Exercise instructions:
Leave the pictures out and give every entry again exactly.

Dataset records
▼▼▼

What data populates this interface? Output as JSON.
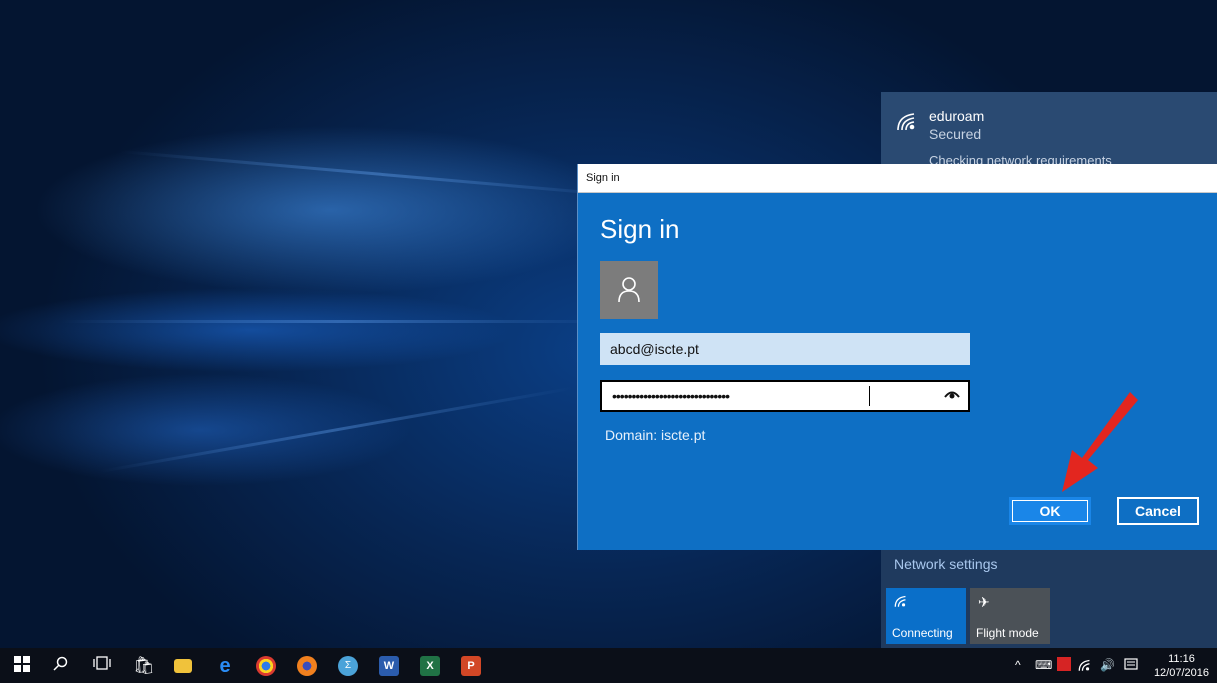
{
  "network": {
    "name": "eduroam",
    "status": "Secured",
    "checking": "Checking network requirements",
    "settings_label": "Network settings",
    "tiles": [
      {
        "label": "Connecting",
        "icon": "wifi-icon"
      },
      {
        "label": "Flight mode",
        "icon": "airplane-icon"
      }
    ]
  },
  "dialog": {
    "title": "Sign in",
    "heading": "Sign in",
    "username": "abcd@iscte.pt",
    "password_mask": "••••••••••••••••••••••••••••••",
    "domain": "Domain: iscte.pt",
    "ok_label": "OK",
    "cancel_label": "Cancel"
  },
  "taskbar": {
    "time": "11:16",
    "date": "12/07/2016"
  },
  "colors": {
    "dialog_bg": "#0e6fc4",
    "accent": "#1a86e8",
    "arrow": "#e3261f"
  }
}
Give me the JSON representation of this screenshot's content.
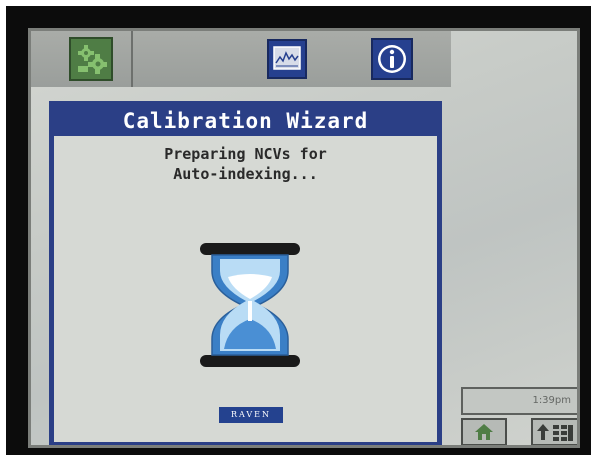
{
  "toolbar": {
    "machine_icon": "machine-gear-icon",
    "graph_icon": "graph-monitor-icon",
    "info_icon": "info-icon",
    "info_label": "i"
  },
  "wizard": {
    "title": "Calibration Wizard",
    "message_line1": "Preparing NCVs for",
    "message_line2": "Auto-indexing...",
    "busy_icon": "hourglass-icon",
    "brand": "RAVEN"
  },
  "status": {
    "time": "1:39pm"
  },
  "softkeys": {
    "home_icon": "home-icon",
    "menu_icon": "up-arrow-grid-icon"
  },
  "colors": {
    "title_bar": "#2b3f86",
    "machine_button": "#4f7d45",
    "screen_bg": "#c7cbc7",
    "hourglass_glass": "#3a7fc6"
  }
}
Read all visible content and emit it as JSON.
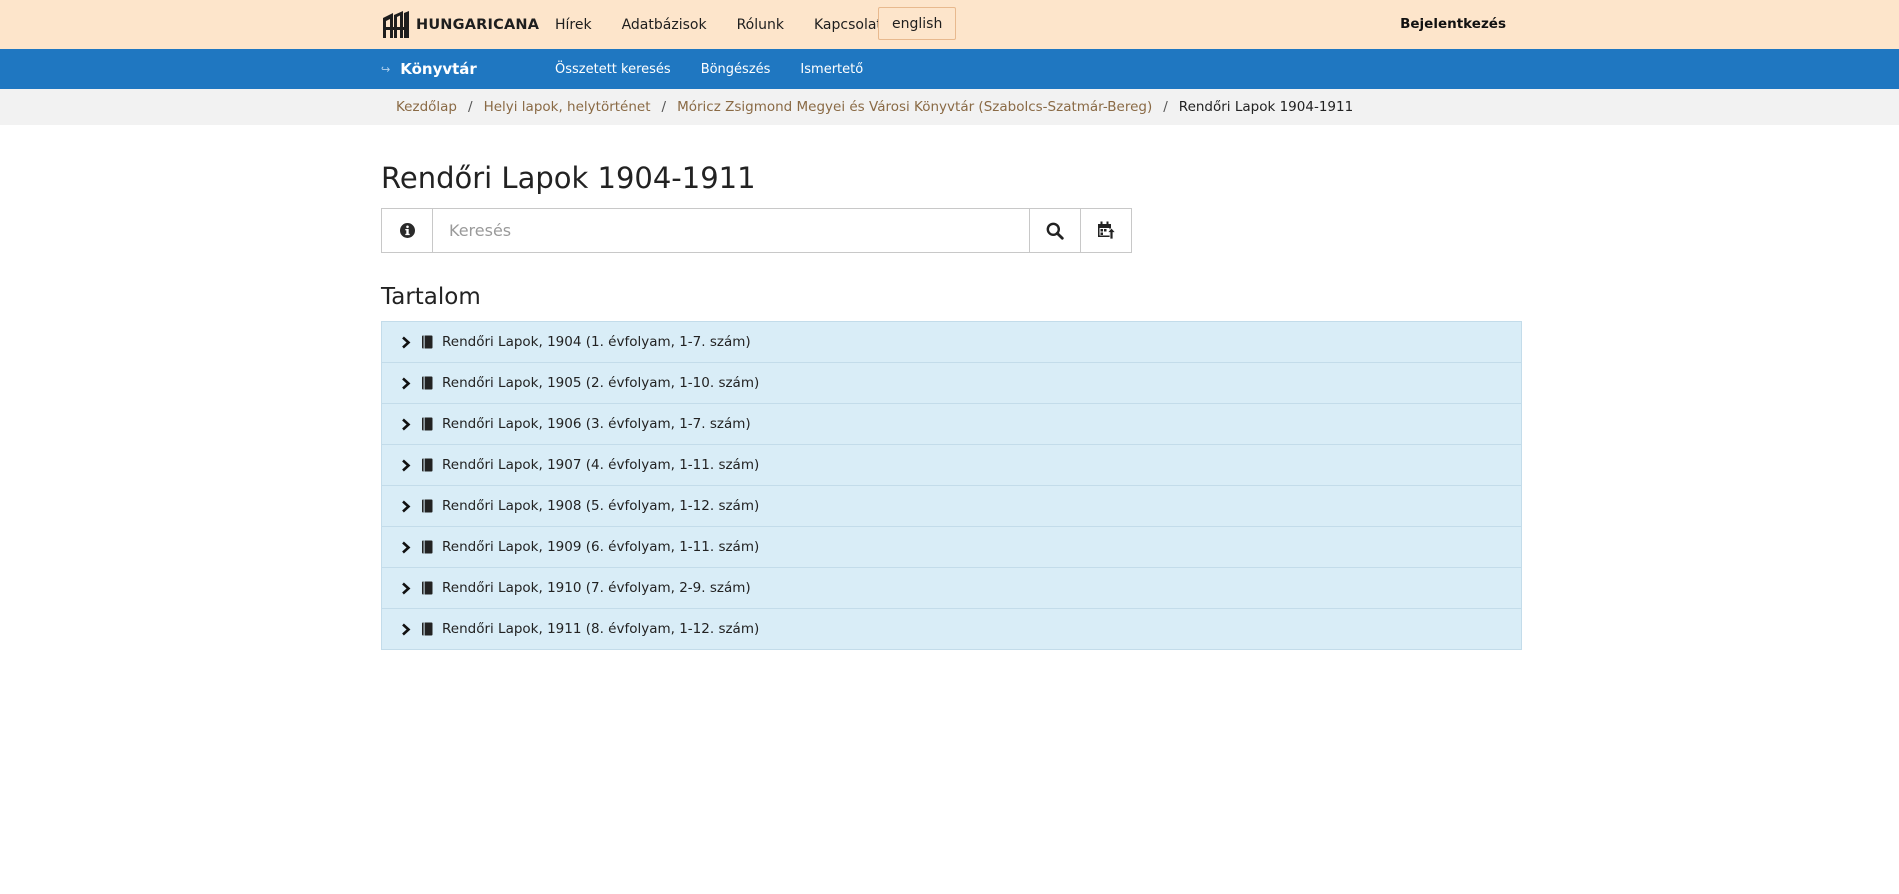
{
  "header": {
    "logo_text": "HUNGARICANA",
    "nav": [
      "Hírek",
      "Adatbázisok",
      "Rólunk",
      "Kapcsolat"
    ],
    "language_button": "english",
    "login_label": "Bejelentkezés"
  },
  "subheader": {
    "section_title": "Könyvtár",
    "section_icon": "sign-in-icon",
    "nav": [
      "Összetett keresés",
      "Böngészés",
      "Ismertető"
    ]
  },
  "breadcrumb": {
    "items": [
      "Kezdőlap",
      "Helyi lapok, helytörténet",
      "Móricz Zsigmond Megyei és Városi Könyvtár (Szabolcs-Szatmár-Bereg)"
    ],
    "separator": "/",
    "current": "Rendőri Lapok 1904-1911"
  },
  "page": {
    "title": "Rendőri Lapok 1904-1911"
  },
  "search": {
    "placeholder": "Keresés",
    "value": "",
    "icons": [
      "info-circle-icon",
      "search-icon",
      "export-calendar-icon"
    ]
  },
  "content": {
    "heading": "Tartalom",
    "items": [
      {
        "label": "Rendőri Lapok, 1904 (1. évfolyam, 1-7. szám)"
      },
      {
        "label": "Rendőri Lapok, 1905 (2. évfolyam, 1-10. szám)"
      },
      {
        "label": "Rendőri Lapok, 1906 (3. évfolyam, 1-7. szám)"
      },
      {
        "label": "Rendőri Lapok, 1907 (4. évfolyam, 1-11. szám)"
      },
      {
        "label": "Rendőri Lapok, 1908 (5. évfolyam, 1-12. szám)"
      },
      {
        "label": "Rendőri Lapok, 1909 (6. évfolyam, 1-11. szám)"
      },
      {
        "label": "Rendőri Lapok, 1910 (7. évfolyam, 2-9. szám)"
      },
      {
        "label": "Rendőri Lapok, 1911 (8. évfolyam, 1-12. szám)"
      }
    ]
  },
  "colors": {
    "top_bar": "#fde5cb",
    "blue_bar": "#1f77c1",
    "breadcrumb_bar": "#f2f2f2",
    "breadcrumb_link": "#8a6a45",
    "tree_background": "#d9edf7",
    "tree_border": "#c3dcea"
  }
}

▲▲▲

Result of the task:
What data populates this interface? Output as JSON.
{
  "network": {
    "name": "eduroam",
    "status": "Secured",
    "checking": "Checking network requirements",
    "settings_label": "Network settings",
    "tiles": [
      {
        "label": "Connecting",
        "icon": "wifi-icon"
      },
      {
        "label": "Flight mode",
        "icon": "airplane-icon"
      }
    ]
  },
  "dialog": {
    "title": "Sign in",
    "heading": "Sign in",
    "username": "abcd@iscte.pt",
    "password_mask": "••••••••••••••••••••••••••••••",
    "domain": "Domain: iscte.pt",
    "ok_label": "OK",
    "cancel_label": "Cancel"
  },
  "taskbar": {
    "time": "11:16",
    "date": "12/07/2016"
  },
  "colors": {
    "dialog_bg": "#0e6fc4",
    "accent": "#1a86e8",
    "arrow": "#e3261f"
  }
}
Give me the JSON representation of this screenshot's content.
{
  "toolbar": {
    "machine_icon": "machine-gear-icon",
    "graph_icon": "graph-monitor-icon",
    "info_icon": "info-icon",
    "info_label": "i"
  },
  "wizard": {
    "title": "Calibration Wizard",
    "message_line1": "Preparing NCVs for",
    "message_line2": "Auto-indexing...",
    "busy_icon": "hourglass-icon",
    "brand": "RAVEN"
  },
  "status": {
    "time": "1:39pm"
  },
  "softkeys": {
    "home_icon": "home-icon",
    "menu_icon": "up-arrow-grid-icon"
  },
  "colors": {
    "title_bar": "#2b3f86",
    "machine_button": "#4f7d45",
    "screen_bg": "#c7cbc7",
    "hourglass_glass": "#3a7fc6"
  }
}
Read all visible content and emit it as JSON.
{
  "header": {
    "logo_text": "HUNGARICANA",
    "nav": [
      "Hírek",
      "Adatbázisok",
      "Rólunk",
      "Kapcsolat"
    ],
    "language_button": "english",
    "login_label": "Bejelentkezés"
  },
  "subheader": {
    "section_title": "Könyvtár",
    "section_icon": "sign-in-icon",
    "nav": [
      "Összetett keresés",
      "Böngészés",
      "Ismertető"
    ]
  },
  "breadcrumb": {
    "items": [
      "Kezdőlap",
      "Helyi lapok, helytörténet",
      "Móricz Zsigmond Megyei és Városi Könyvtár (Szabolcs-Szatmár-Bereg)"
    ],
    "separator": "/",
    "current": "Rendőri Lapok 1904-1911"
  },
  "page": {
    "title": "Rendőri Lapok 1904-1911"
  },
  "search": {
    "placeholder": "Keresés",
    "value": "",
    "icons": [
      "info-circle-icon",
      "search-icon",
      "export-calendar-icon"
    ]
  },
  "content": {
    "heading": "Tartalom",
    "items": [
      {
        "label": "Rendőri Lapok, 1904 (1. évfolyam, 1-7. szám)"
      },
      {
        "label": "Rendőri Lapok, 1905 (2. évfolyam, 1-10. szám)"
      },
      {
        "label": "Rendőri Lapok, 1906 (3. évfolyam, 1-7. szám)"
      },
      {
        "label": "Rendőri Lapok, 1907 (4. évfolyam, 1-11. szám)"
      },
      {
        "label": "Rendőri Lapok, 1908 (5. évfolyam, 1-12. szám)"
      },
      {
        "label": "Rendőri Lapok, 1909 (6. évfolyam, 1-11. szám)"
      },
      {
        "label": "Rendőri Lapok, 1910 (7. évfolyam, 2-9. szám)"
      },
      {
        "label": "Rendőri Lapok, 1911 (8. évfolyam, 1-12. szám)"
      }
    ]
  },
  "colors": {
    "top_bar": "#fde5cb",
    "blue_bar": "#1f77c1",
    "breadcrumb_bar": "#f2f2f2",
    "breadcrumb_link": "#8a6a45",
    "tree_background": "#d9edf7",
    "tree_border": "#c3dcea"
  }
}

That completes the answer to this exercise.